ASSIGNMENT: Every line of the data needs to be returned exactly.

● ● ●

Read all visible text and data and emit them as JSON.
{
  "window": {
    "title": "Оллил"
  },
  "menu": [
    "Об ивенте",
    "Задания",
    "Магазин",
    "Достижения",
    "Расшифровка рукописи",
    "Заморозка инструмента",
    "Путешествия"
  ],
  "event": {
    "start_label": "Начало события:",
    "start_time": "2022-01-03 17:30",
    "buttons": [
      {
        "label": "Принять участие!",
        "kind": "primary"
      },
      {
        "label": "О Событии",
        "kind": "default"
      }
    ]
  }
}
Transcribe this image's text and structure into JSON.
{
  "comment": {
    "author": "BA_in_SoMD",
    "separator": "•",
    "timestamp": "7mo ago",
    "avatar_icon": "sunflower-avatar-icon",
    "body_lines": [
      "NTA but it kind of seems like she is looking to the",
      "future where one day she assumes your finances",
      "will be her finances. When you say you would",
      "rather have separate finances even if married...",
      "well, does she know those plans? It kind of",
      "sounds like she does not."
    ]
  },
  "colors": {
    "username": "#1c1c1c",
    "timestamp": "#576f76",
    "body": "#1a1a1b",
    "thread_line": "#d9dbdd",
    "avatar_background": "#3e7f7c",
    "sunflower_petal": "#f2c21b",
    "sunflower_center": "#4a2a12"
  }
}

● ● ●

YOUR RESPONSE:
Read all visible text and data and emit them as JSON.
{
  "window": {
    "title": "Оллил"
  },
  "menu": [
    "Об ивенте",
    "Задания",
    "Магазин",
    "Достижения",
    "Расшифровка рукописи",
    "Заморозка инструмента",
    "Путешествия"
  ],
  "event": {
    "start_label": "Начало события:",
    "start_time": "2022-01-03 17:30",
    "buttons": [
      {
        "label": "Принять участие!",
        "kind": "primary"
      },
      {
        "label": "О Событии",
        "kind": "default"
      }
    ]
  }
}
Transcribe this image's text and structure into JSON.
{
  "comment": {
    "author": "BA_in_SoMD",
    "separator": "•",
    "timestamp": "7mo ago",
    "avatar_icon": "sunflower-avatar-icon",
    "body_lines": [
      "NTA but it kind of seems like she is looking to the",
      "future where one day she assumes your finances",
      "will be her finances. When you say you would",
      "rather have separate finances even if married...",
      "well, does she know those plans? It kind of",
      "sounds like she does not."
    ]
  },
  "colors": {
    "username": "#1c1c1c",
    "timestamp": "#576f76",
    "body": "#1a1a1b",
    "thread_line": "#d9dbdd",
    "avatar_background": "#3e7f7c",
    "sunflower_petal": "#f2c21b",
    "sunflower_center": "#4a2a12"
  }
}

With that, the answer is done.